Restoring My Faith

Yesterday, September 1st, I went shopping at the newly opened COSTCO wholesale store.

But when I went onto my pocket to pay for my purchases, I discovered that I had lost my money clip with all my cash in it. I had to visit the local ATM to get more cash to pay for my purchases.

After spending a day searching my house for it, I decided to call COSTCO on a hunch. I was informed that someond had found the clip and turned it in to the office.

I went back and retrieved it, and discovered that all the cash that was in it was still completely intact. I asked who had turned it in, only to discover that it had been returned by an anonymous employee, robbing me of any opportunity to financailly reward this good Samaritan.

This act of anonymous kindness has, at least temporarily, restored my faith in the human condition, and given me hope that there may be a slim chance that we as a race will survive in the long run. Maybe.

Sunday, September 02, 2007

Appalachian State

Division 1-AA school Appalachian State has defeated Michigan in what may be the upset of the year, decade, century, or EVER.

In the first few games of the year, the major teams of Division 1-A college football pay large amounts of money to bring small, easily beatable teams to their home fields to massacre them. The Big schools get easy wins, and the small schools get national exposure for their stars and a big paycheck.

But today, that strategy may be turned on its end.

Because, today, for the first time in years, decades, or CENTURIES, the sacrificial lamb turned tails and devoured the feaster.

Every other weak team fulfilled its job, lost, and went home with a big paycheck for its division.

App. state refused to do that. They BEAT their Goliath. And they earned 400K for doing so.

Hopefully, the message they sent was that just because the scouts ignore the 2nd tier players, it doesn't mean don't have the talent to be the best.

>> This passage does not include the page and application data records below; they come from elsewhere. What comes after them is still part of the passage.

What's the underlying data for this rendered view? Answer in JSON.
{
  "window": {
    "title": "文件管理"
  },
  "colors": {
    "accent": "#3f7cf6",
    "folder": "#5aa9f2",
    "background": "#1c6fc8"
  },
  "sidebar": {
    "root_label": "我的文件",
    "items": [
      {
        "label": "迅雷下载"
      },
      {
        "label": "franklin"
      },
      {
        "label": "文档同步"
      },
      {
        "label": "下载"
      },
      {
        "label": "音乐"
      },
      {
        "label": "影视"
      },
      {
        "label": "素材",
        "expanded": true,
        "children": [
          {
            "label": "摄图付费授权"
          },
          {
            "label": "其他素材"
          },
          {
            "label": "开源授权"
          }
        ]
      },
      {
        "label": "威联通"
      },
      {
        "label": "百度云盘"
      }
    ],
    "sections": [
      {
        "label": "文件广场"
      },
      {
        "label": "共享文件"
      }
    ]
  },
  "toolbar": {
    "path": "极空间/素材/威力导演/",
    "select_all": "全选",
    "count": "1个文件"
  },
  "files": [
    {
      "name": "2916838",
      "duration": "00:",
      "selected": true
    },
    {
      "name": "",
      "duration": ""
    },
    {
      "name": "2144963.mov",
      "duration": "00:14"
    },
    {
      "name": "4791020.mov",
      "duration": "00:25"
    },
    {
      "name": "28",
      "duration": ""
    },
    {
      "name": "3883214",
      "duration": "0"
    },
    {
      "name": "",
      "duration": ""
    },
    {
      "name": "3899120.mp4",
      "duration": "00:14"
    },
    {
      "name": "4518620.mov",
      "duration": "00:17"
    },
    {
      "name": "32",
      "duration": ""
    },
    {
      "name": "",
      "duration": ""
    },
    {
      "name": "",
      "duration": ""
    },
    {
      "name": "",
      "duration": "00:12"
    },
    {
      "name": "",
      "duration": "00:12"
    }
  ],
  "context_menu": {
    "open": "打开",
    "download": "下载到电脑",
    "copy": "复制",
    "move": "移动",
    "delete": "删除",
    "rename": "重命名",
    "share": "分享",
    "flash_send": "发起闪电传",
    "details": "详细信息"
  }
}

Because if today has proved anything, it is that you cannot count ANYBODY out!

Go Bucks!

Update (9/2/03): Bowling Green State University, a local team, upset Minnesota in OT. Another lamb slaughters its would-be killer! God, I love it!